* _Records for processing_
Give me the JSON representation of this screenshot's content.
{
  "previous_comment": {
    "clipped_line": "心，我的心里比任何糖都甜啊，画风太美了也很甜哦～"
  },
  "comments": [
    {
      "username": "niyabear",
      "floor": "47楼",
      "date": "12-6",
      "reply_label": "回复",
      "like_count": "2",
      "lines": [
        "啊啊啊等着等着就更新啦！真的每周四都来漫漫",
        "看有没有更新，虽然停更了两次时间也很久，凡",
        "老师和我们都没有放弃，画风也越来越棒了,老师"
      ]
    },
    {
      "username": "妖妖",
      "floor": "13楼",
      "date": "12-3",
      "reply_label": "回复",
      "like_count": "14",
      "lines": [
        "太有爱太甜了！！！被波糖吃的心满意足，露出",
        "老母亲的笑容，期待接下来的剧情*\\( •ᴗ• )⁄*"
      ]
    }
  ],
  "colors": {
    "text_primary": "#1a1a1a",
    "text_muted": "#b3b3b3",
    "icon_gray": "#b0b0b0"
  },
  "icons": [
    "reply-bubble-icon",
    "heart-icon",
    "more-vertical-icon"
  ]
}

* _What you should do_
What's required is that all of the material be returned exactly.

* _Written answer_
Give me the JSON representation of this screenshot's content.
{
  "previous_comment": {
    "clipped_line": "心，我的心里比任何糖都甜啊，画风太美了也很甜哦～"
  },
  "comments": [
    {
      "username": "niyabear",
      "floor": "47楼",
      "date": "12-6",
      "reply_label": "回复",
      "like_count": "2",
      "lines": [
        "啊啊啊等着等着就更新啦！真的每周四都来漫漫",
        "看有没有更新，虽然停更了两次时间也很久，凡",
        "老师和我们都没有放弃，画风也越来越棒了,老师"
      ]
    },
    {
      "username": "妖妖",
      "floor": "13楼",
      "date": "12-3",
      "reply_label": "回复",
      "like_count": "14",
      "lines": [
        "太有爱太甜了！！！被波糖吃的心满意足，露出",
        "老母亲的笑容，期待接下来的剧情*\\( •ᴗ• )⁄*"
      ]
    }
  ],
  "colors": {
    "text_primary": "#1a1a1a",
    "text_muted": "#b3b3b3",
    "icon_gray": "#b0b0b0"
  },
  "icons": [
    "reply-bubble-icon",
    "heart-icon",
    "more-vertical-icon"
  ]
}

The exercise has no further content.